(INPUT FOR THIS TASK Opens)
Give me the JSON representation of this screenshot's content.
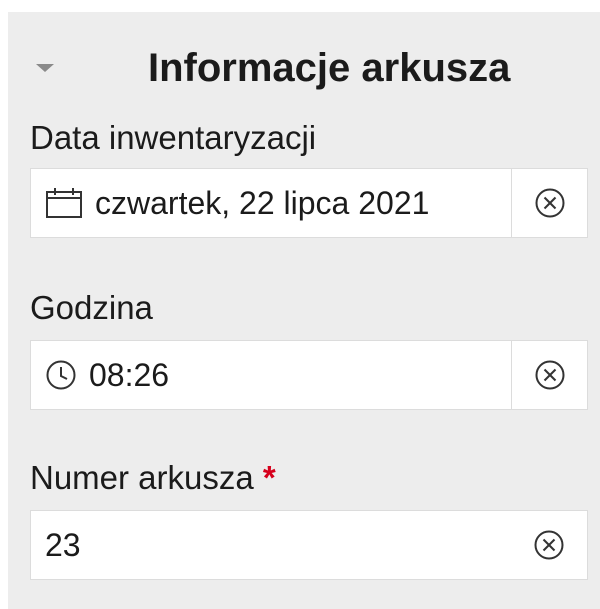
{
  "panel": {
    "title": "Informacje arkusza",
    "collapse_icon": "chevron-down-icon"
  },
  "fields": {
    "date": {
      "label": "Data inwentaryzacji",
      "value": "czwartek, 22 lipca 2021",
      "icon": "calendar-icon",
      "clear_icon": "clear-circle-icon"
    },
    "time": {
      "label": "Godzina",
      "value": "08:26",
      "icon": "clock-icon",
      "clear_icon": "clear-circle-icon"
    },
    "sheet_number": {
      "label": "Numer arkusza",
      "required_marker": "*",
      "value": "23",
      "clear_icon": "clear-circle-icon"
    }
  },
  "colors": {
    "panel_background": "#ededed",
    "field_background": "#ffffff",
    "field_border": "#dcdcdc",
    "text": "#1b1b1b",
    "required": "#d6001c",
    "icon": "#333333"
  }
}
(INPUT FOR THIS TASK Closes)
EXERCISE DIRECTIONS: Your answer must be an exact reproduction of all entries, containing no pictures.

RESPONSE AREA:
Give me the JSON representation of this screenshot's content.
{
  "panel": {
    "title": "Informacje arkusza",
    "collapse_icon": "chevron-down-icon"
  },
  "fields": {
    "date": {
      "label": "Data inwentaryzacji",
      "value": "czwartek, 22 lipca 2021",
      "icon": "calendar-icon",
      "clear_icon": "clear-circle-icon"
    },
    "time": {
      "label": "Godzina",
      "value": "08:26",
      "icon": "clock-icon",
      "clear_icon": "clear-circle-icon"
    },
    "sheet_number": {
      "label": "Numer arkusza",
      "required_marker": "*",
      "value": "23",
      "clear_icon": "clear-circle-icon"
    }
  },
  "colors": {
    "panel_background": "#ededed",
    "field_background": "#ffffff",
    "field_border": "#dcdcdc",
    "text": "#1b1b1b",
    "required": "#d6001c",
    "icon": "#333333"
  }
}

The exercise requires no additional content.